## What the task requires:
Filter by the string "title": return the lines of the material that contain it.

## Information provided:

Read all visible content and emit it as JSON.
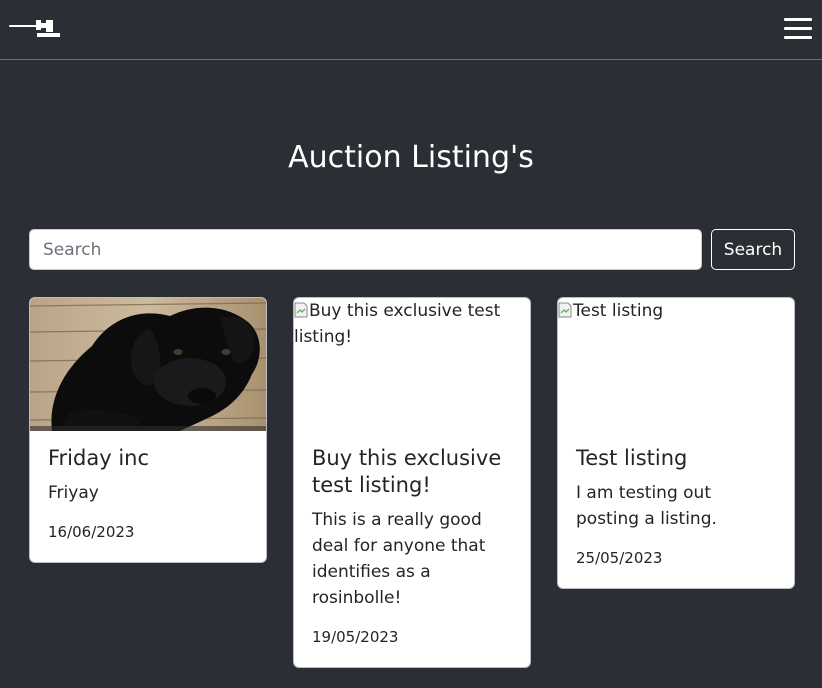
{
  "nav": {
    "logo_icon": "gavel-icon",
    "menu_icon": "hamburger-menu-icon"
  },
  "page": {
    "title": "Auction Listing's"
  },
  "search": {
    "placeholder": "Search",
    "value": "",
    "button_label": "Search"
  },
  "listings": [
    {
      "image_alt": "",
      "image": "black-puppy-photo",
      "title": "Friday inc",
      "description": "Friyay",
      "date": "16/06/2023"
    },
    {
      "image_alt": "Buy this exclusive test listing!",
      "title": "Buy this exclusive test listing!",
      "description": "This is a really good deal for anyone that identifies as a rosinbolle!",
      "date": "19/05/2023"
    },
    {
      "image_alt": "Test listing",
      "title": "Test listing",
      "description": "I am testing out posting a listing.",
      "date": "25/05/2023"
    }
  ],
  "colors": {
    "background": "#2b2f35",
    "card_background": "#ffffff",
    "text_dark": "#212529"
  }
}
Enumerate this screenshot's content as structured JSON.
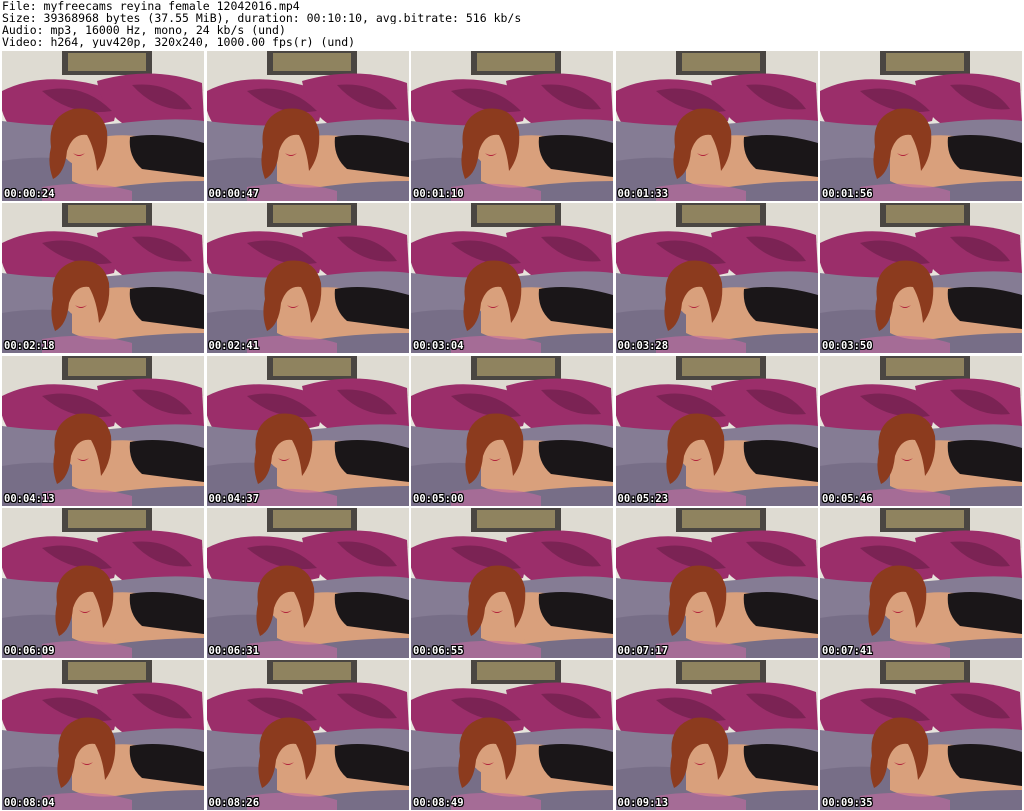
{
  "header": {
    "file": "File: myfreecams_reyina_female_12042016.mp4",
    "size": "Size: 39368968 bytes (37.55 MiB), duration: 00:10:10, avg.bitrate: 516 kb/s",
    "audio": "Audio: mp3, 16000 Hz, mono, 24 kb/s (und)",
    "video": "Video: h264, yuv420p, 320x240, 1000.00 fps(r) (und)"
  },
  "thumbnails": [
    {
      "timestamp": "00:00:24"
    },
    {
      "timestamp": "00:00:47"
    },
    {
      "timestamp": "00:01:10"
    },
    {
      "timestamp": "00:01:33"
    },
    {
      "timestamp": "00:01:56"
    },
    {
      "timestamp": "00:02:18"
    },
    {
      "timestamp": "00:02:41"
    },
    {
      "timestamp": "00:03:04"
    },
    {
      "timestamp": "00:03:28"
    },
    {
      "timestamp": "00:03:50"
    },
    {
      "timestamp": "00:04:13"
    },
    {
      "timestamp": "00:04:37"
    },
    {
      "timestamp": "00:05:00"
    },
    {
      "timestamp": "00:05:23"
    },
    {
      "timestamp": "00:05:46"
    },
    {
      "timestamp": "00:06:09"
    },
    {
      "timestamp": "00:06:31"
    },
    {
      "timestamp": "00:06:55"
    },
    {
      "timestamp": "00:07:17"
    },
    {
      "timestamp": "00:07:41"
    },
    {
      "timestamp": "00:08:04"
    },
    {
      "timestamp": "00:08:26"
    },
    {
      "timestamp": "00:08:49"
    },
    {
      "timestamp": "00:09:13"
    },
    {
      "timestamp": "00:09:35"
    }
  ],
  "colors": {
    "wall": "#e6e4dc",
    "headboard": "#4a4642",
    "pillow": "#9b2e6a",
    "pillow_dark": "#6e1f4c",
    "blanket": "#857c94",
    "hair": "#8c3b1e",
    "skin": "#d9a07c",
    "clothing": "#1a1618",
    "timestamp_text": "#ffffff"
  }
}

## Solution to this problem:
    "title": "Auction Listing's"
      "title": "Friday inc",
      "title": "Buy this exclusive test listing!",
      "title": "Test listing",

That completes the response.